* [Supplied material]
########################################
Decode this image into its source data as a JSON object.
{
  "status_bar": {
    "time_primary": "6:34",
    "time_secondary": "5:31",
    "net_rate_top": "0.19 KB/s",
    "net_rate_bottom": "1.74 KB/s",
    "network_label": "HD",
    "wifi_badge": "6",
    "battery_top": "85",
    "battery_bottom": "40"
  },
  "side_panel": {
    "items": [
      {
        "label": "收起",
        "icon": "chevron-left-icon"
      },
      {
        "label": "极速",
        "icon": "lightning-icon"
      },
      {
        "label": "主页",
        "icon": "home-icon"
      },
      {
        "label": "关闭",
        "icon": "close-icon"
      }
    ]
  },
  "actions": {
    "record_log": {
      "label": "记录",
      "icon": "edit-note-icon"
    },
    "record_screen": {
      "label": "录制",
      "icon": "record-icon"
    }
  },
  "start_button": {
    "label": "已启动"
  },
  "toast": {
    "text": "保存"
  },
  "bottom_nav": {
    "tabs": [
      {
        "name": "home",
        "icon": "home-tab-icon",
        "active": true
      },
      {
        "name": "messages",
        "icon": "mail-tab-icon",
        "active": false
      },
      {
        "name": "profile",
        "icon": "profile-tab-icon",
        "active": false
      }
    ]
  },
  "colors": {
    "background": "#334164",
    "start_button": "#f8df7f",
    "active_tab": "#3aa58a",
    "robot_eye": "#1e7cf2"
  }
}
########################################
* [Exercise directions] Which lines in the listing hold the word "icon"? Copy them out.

* [Written response]
        "icon": "chevron-left-icon"
        "icon": "lightning-icon"
        "icon": "home-icon"
        "icon": "close-icon"
      "icon": "edit-note-icon"
      "icon": "record-icon"
        "icon": "home-tab-icon",
        "icon": "mail-tab-icon",
        "icon": "profile-tab-icon",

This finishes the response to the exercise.